EstablishmentsDisestablishments
95 in other calendars
Gregorian calendar 95
XCV
Ab urbe condita 848
Armenian calendar N/A
Assyrian calendar 4845
Bahá'í calendar −1749 – −1748
Bengali calendar −498
Berber calendar 1045
English Regnal year N/A
Buddhist calendar 639
Burmese calendar −543
Byzantine calendar 5603–5604
Chinese calendar 甲午(Wood Horse)
2791 or 2731
    — to —
乙未年 (Wood Goat)
2792 or 2732
Coptic calendar −189 – −188
Discordian calendar 1261
Ethiopian calendar 87–88
Hebrew calendar 3855–3856
Hindu calendars
 - Vikram Samvat 151–152
 - Shaka Samvat 17–18
 - Kali Yuga 3196–3197
Holocene calendar 10095
Igbo calendar −905 – −904
Iranian calendar 527 BP – 526 BP
Islamic calendar 543 BH – 542 BH
Japanese calendar N/A
Juche calendar N/A
Julian calendar 95
XCV
Korean calendar 2428
Minguo calendar 1817 before ROC
民前1817年
Thai solar calendar 638

Year 95 (XCV) was a common year starting on Thursday (link will display the full calendar) of the Julian calendar.

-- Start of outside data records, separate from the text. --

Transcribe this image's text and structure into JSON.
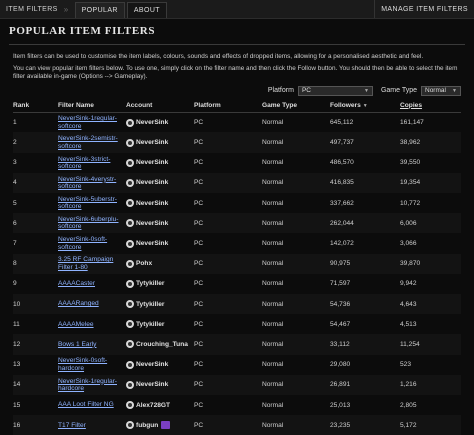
{
  "topbar": {
    "breadcrumb": "Item Filters",
    "separator": "»",
    "tabs": [
      {
        "label": "Popular"
      },
      {
        "label": "About"
      }
    ],
    "manage": "Manage Item Filters"
  },
  "page_title": "Popular Item Filters",
  "intro": {
    "p1": "Item filters can be used to customise the item labels, colours, sounds and effects of dropped items, allowing for a personalised aesthetic and feel.",
    "p2": "You can view popular item filters below. To use one, simply click on the filter name and then click the Follow button. You should then be able to select the item filter available in-game (Options --> Gameplay)."
  },
  "filters": {
    "platform_label": "Platform",
    "platform_value": "PC",
    "gametype_label": "Game Type",
    "gametype_value": "Normal"
  },
  "table": {
    "headers": {
      "rank": "Rank",
      "name": "Filter Name",
      "account": "Account",
      "platform": "Platform",
      "gametype": "Game Type",
      "followers": "Followers",
      "copies": "Copies"
    },
    "rows": [
      {
        "rank": "1",
        "name": "NeverSink-1regular-softcore",
        "account": "NeverSink",
        "platform": "PC",
        "gametype": "Normal",
        "followers": "645,112",
        "copies": "161,147"
      },
      {
        "rank": "2",
        "name": "NeverSink-2semistr-softcore",
        "account": "NeverSink",
        "platform": "PC",
        "gametype": "Normal",
        "followers": "497,737",
        "copies": "38,962"
      },
      {
        "rank": "3",
        "name": "NeverSink-3strict-softcore",
        "account": "NeverSink",
        "platform": "PC",
        "gametype": "Normal",
        "followers": "486,570",
        "copies": "39,550"
      },
      {
        "rank": "4",
        "name": "NeverSink-4verystr-softcore",
        "account": "NeverSink",
        "platform": "PC",
        "gametype": "Normal",
        "followers": "416,835",
        "copies": "19,354"
      },
      {
        "rank": "5",
        "name": "NeverSink-5uberstr-softcore",
        "account": "NeverSink",
        "platform": "PC",
        "gametype": "Normal",
        "followers": "337,662",
        "copies": "10,772"
      },
      {
        "rank": "6",
        "name": "NeverSink-6uberplu-softcore",
        "account": "NeverSink",
        "platform": "PC",
        "gametype": "Normal",
        "followers": "262,044",
        "copies": "6,006"
      },
      {
        "rank": "7",
        "name": "NeverSink-0soft-softcore",
        "account": "NeverSink",
        "platform": "PC",
        "gametype": "Normal",
        "followers": "142,072",
        "copies": "3,066"
      },
      {
        "rank": "8",
        "name": "3.25 RF Campaign Filter 1-80",
        "account": "Pohx",
        "platform": "PC",
        "gametype": "Normal",
        "followers": "90,975",
        "copies": "39,870"
      },
      {
        "rank": "9",
        "name": "AAAACaster",
        "account": "Tytykiller",
        "platform": "PC",
        "gametype": "Normal",
        "followers": "71,597",
        "copies": "9,942"
      },
      {
        "rank": "10",
        "name": "AAAARanged",
        "account": "Tytykiller",
        "platform": "PC",
        "gametype": "Normal",
        "followers": "54,736",
        "copies": "4,643"
      },
      {
        "rank": "11",
        "name": "AAAAMelee",
        "account": "Tytykiller",
        "platform": "PC",
        "gametype": "Normal",
        "followers": "54,467",
        "copies": "4,513"
      },
      {
        "rank": "12",
        "name": "Bows 1 Early",
        "account": "Crouching_Tuna",
        "platform": "PC",
        "gametype": "Normal",
        "followers": "33,112",
        "copies": "11,254"
      },
      {
        "rank": "13",
        "name": "NeverSink-0soft-hardcore",
        "account": "NeverSink",
        "platform": "PC",
        "gametype": "Normal",
        "followers": "29,080",
        "copies": "523"
      },
      {
        "rank": "14",
        "name": "NeverSink-1regular-hardcore",
        "account": "NeverSink",
        "platform": "PC",
        "gametype": "Normal",
        "followers": "26,891",
        "copies": "1,216"
      },
      {
        "rank": "15",
        "name": "AAA Loot Filter NG",
        "account": "Alex728GT",
        "platform": "PC",
        "gametype": "Normal",
        "followers": "25,013",
        "copies": "2,805"
      },
      {
        "rank": "16",
        "name": "T17 Filter",
        "account": "fubgun",
        "platform": "PC",
        "gametype": "Normal",
        "followers": "23,235",
        "copies": "5,172"
      }
    ]
  },
  "icons": {
    "avatar": "account-avatar-icon",
    "twitch": "twitch-icon",
    "sort": "sort-desc-icon",
    "dropdown": "chevron-down-icon"
  },
  "colors": {
    "link": "#8fb3ff",
    "background": "#0c0c0c",
    "twitch": "#7a3fc2"
  }
}
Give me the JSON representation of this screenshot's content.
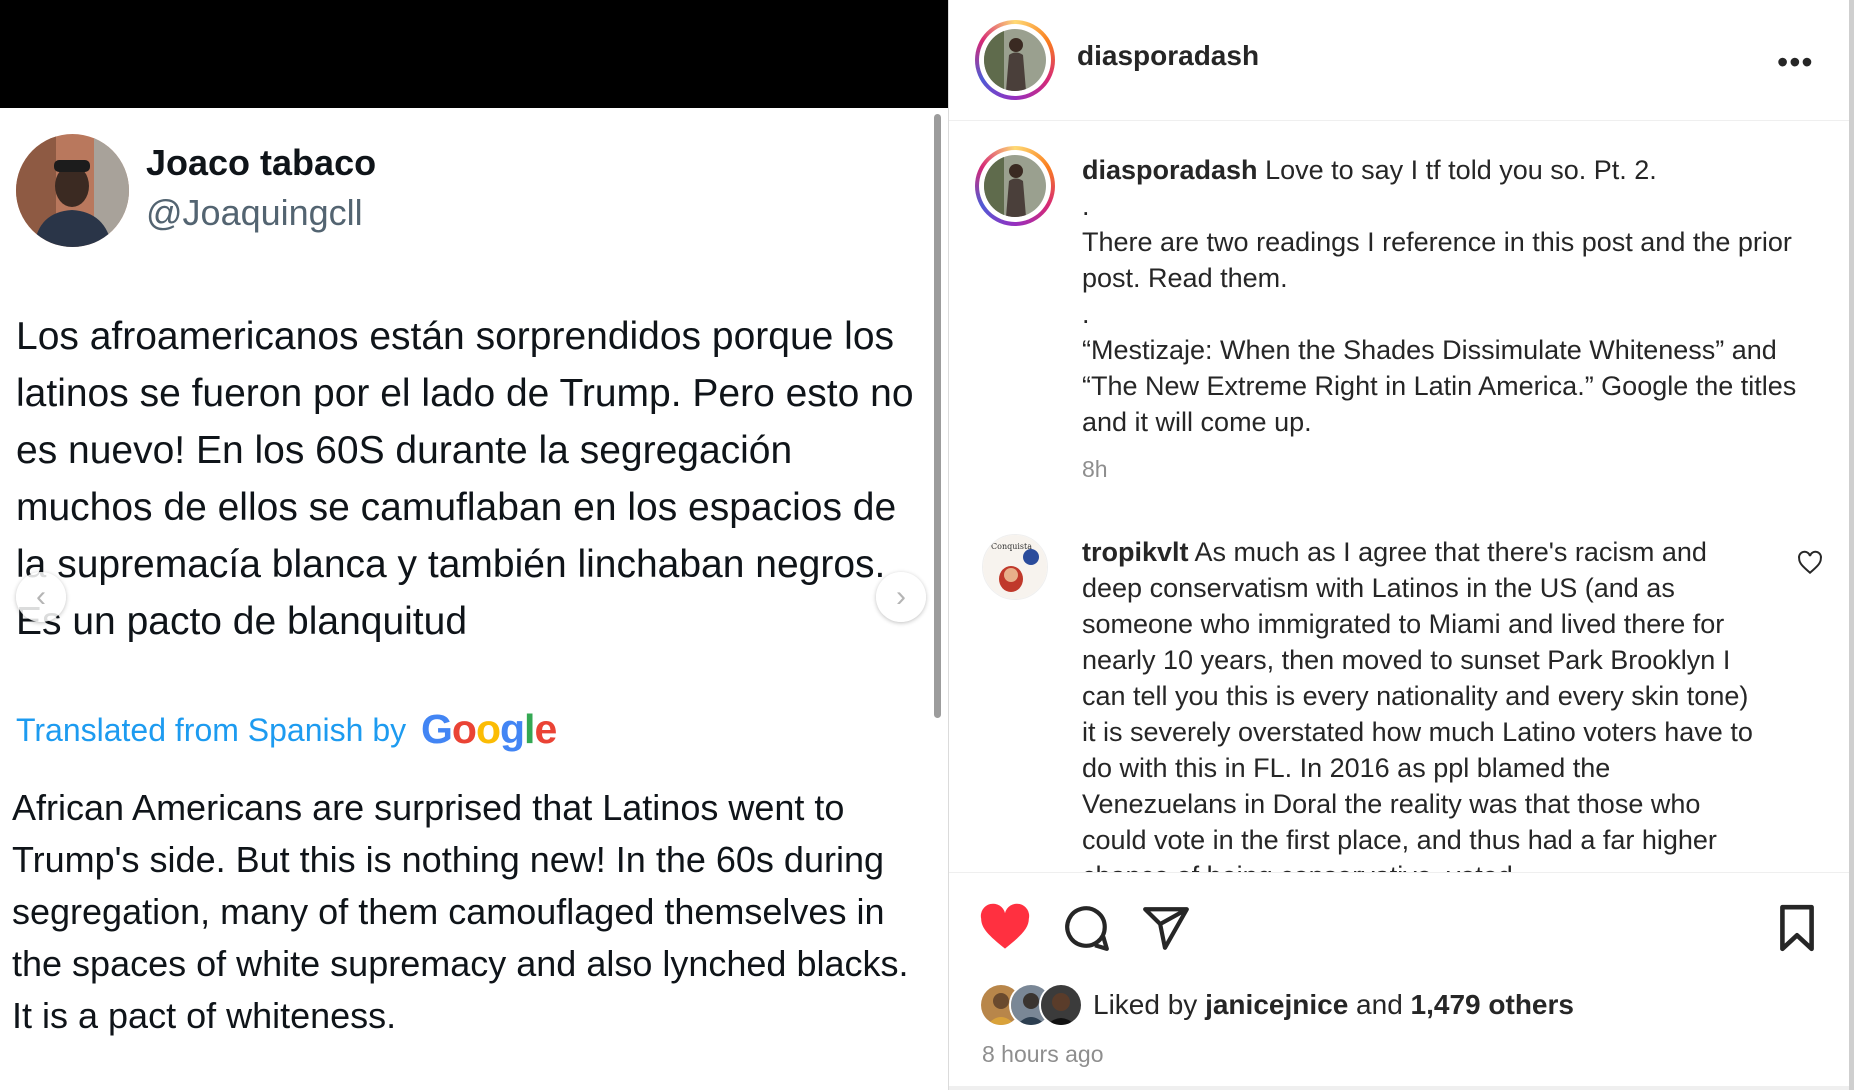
{
  "tweet": {
    "display_name": "Joaco tabaco",
    "handle": "@Joaquingcll",
    "original_text": "Los afroamericanos están sorprendidos porque los latinos se fueron por el lado de Trump. Pero esto no es nuevo! En los 60S durante la segregación muchos de ellos se camuflaban en los espacios de la supremacía blanca y también linchaban negros. Es un pacto de blanquitud",
    "translated_label": "Translated from Spanish by",
    "google_logo": "Google",
    "translation_text": "African Americans are surprised that Latinos went to Trump's side. But this is nothing new! In the 60s during segregation, many of them camouflaged themselves in the spaces of white supremacy and also lynched blacks. It is a pact of whiteness.",
    "nav_prev_icon": "chevron-left-icon",
    "nav_next_icon": "chevron-right-icon"
  },
  "instagram": {
    "header": {
      "username": "diasporadash",
      "more_icon": "more-horizontal-icon"
    },
    "caption": {
      "username": "diasporadash",
      "lines": [
        "Love to say I tf told you so. Pt. 2.",
        ".",
        "There are two readings I reference in this post and the prior post. Read them.",
        ".",
        "“Mestizaje: When the Shades Dissimulate Whiteness” and “The New Extreme Right in Latin America.” Google the titles and it will come up."
      ],
      "time": "8h"
    },
    "comment": {
      "username": "tropikvlt",
      "text": "As much as I agree that there's racism and deep conservatism with Latinos in the US (and as someone who immigrated to Miami and lived there for nearly 10 years, then moved to sunset Park Brooklyn I can tell you this is every nationality and every skin tone) it is severely overstated how much Latino voters have to do with this in FL. In 2016 as ppl blamed the Venezuelans in Doral the reality was that those who could vote in the first place, and thus had a far higher chance of being conservative, voted"
    },
    "likes": {
      "prefix": "Liked by",
      "user": "janicejnice",
      "connector": "and",
      "others": "1,479 others"
    },
    "time_ago": "8 hours ago",
    "colors": {
      "like_red": "#ff3040",
      "link_blue": "#1d9bf0"
    }
  }
}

At the time, it was known as the Year of the Consulship of Augustus and Clemens (or, less frequently, year 848 Ab urbe condita). The denomination 95 for this year has been used since the early medieval period, when the Anno Domini calendar era became the prevalent method in Europe for naming years.

Events[edit]

By place[edit]

Roman Empire[edit]

By topic[edit]

Medicine[edit]

  • In Rome a severe form of malaria appears in the farm districts and will continue for the next 500 years, taking out of cultivation the fertile land of the Campagna, whose market gardens supply the city with fresh products. The fever drives small farmers into the crowded city, they bring the malaria with them, and lowers Rome's live-birth rate while rates elsewhere in the empire rising.

Religion[edit]

Births[edit]

Deaths[edit]

References[edit]